A Northern land owner has failed in his bid to claim over £800,000 in compensation after a local council acquired his property through a compulsory purchase order.
Keith Graham saw his land in Byker controversially taken off him by Newcastle Council in 2001 and has been seeking what he feels is appropriate compensation ever since.
The 2,672 square metre site was used for a £15m shopping centre now key to the council’s redevelopment plans for the Byker area.
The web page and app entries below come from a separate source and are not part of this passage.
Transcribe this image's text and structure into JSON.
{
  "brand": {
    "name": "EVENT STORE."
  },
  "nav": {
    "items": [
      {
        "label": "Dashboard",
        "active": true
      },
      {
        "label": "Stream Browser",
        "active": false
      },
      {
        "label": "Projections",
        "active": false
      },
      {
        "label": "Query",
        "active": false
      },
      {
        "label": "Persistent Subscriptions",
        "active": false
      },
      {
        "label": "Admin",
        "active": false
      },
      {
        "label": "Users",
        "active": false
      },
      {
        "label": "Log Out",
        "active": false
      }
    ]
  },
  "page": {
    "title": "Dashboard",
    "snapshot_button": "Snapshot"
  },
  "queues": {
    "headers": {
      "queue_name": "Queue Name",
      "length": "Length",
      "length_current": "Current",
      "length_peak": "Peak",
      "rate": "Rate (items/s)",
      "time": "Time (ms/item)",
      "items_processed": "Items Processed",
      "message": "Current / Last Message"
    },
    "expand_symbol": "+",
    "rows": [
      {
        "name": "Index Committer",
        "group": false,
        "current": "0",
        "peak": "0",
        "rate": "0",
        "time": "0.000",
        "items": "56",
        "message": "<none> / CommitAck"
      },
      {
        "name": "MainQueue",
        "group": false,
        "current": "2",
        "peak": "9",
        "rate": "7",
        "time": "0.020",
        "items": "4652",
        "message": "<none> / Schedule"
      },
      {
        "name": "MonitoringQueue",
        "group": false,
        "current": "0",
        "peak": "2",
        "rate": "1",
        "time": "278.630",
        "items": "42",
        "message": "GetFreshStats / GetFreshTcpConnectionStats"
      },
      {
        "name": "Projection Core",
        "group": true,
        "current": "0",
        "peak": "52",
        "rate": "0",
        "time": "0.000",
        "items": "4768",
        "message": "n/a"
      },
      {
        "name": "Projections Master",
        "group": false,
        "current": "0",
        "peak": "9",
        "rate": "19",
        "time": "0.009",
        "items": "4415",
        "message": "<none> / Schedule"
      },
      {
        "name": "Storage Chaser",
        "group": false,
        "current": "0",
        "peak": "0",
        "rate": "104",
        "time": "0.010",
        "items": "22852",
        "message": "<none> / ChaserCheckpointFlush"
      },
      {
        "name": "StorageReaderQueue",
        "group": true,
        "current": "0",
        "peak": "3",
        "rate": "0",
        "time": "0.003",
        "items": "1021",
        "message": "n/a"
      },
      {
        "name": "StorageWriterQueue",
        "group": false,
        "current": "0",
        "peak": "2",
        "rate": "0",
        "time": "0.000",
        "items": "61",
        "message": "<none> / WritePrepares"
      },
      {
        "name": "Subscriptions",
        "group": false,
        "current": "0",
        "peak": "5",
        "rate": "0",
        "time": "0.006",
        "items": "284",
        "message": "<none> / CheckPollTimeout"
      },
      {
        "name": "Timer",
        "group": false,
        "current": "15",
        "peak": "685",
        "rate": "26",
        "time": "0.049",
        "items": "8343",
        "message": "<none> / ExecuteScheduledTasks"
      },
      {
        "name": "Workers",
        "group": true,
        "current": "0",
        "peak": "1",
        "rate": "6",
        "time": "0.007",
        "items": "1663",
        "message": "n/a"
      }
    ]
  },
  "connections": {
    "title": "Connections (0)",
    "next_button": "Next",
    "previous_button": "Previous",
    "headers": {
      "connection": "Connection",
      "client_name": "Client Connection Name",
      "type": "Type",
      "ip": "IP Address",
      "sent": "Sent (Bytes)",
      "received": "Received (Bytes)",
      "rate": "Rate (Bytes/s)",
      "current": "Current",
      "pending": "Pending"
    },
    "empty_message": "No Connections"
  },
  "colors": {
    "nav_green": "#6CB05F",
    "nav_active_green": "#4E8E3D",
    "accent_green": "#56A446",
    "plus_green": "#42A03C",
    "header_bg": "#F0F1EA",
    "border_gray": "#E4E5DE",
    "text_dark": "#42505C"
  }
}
But Mr Graham argued that his land, for which he had another 36 years lease, was worth £819,738 and that he should be suitably reimbursed by the council.
At London’s Land Tribunal, Mr Graham was denied the amount after the tribunal ruled that the market value of the open storage land was only £79,200 and that the council should only service the lower value.
In his ruling, Judge Norman Rose told Mr Graham that the only reason his land had reached the escalated value was due to the council’s regeneration plans, which forced the compulsory purchase in the first place.
As a result, he said, the impact of the scheme on the value of the land should be disregarded in the calculation of the proper compensation to be paid.
“I have concluded there would have been no demand for a foodstore on the site in the absence of the scheme underlying the acquisition, and that scheme should be disregarded in assessing compensation,” said Judge Rose.
“I therefore determine that the compensation payable to the claimant should be £79,200.”
Mr Graham was also told that if he managed to successfully appeal the tribunal’s decision then his substantial valuation would still be ignored. If re-valued on a retail development basis it would more likely reach £270,600.
“The council has always maintained that it had offered the proper market value for the land and this has now been confirmed by the Lands Tribunal,” added a Newcastle City Council spokesman.
For assistance with land compensation and compulsory purchase orders please call Keith Darvill at kenneth elliott + rowe solicitors.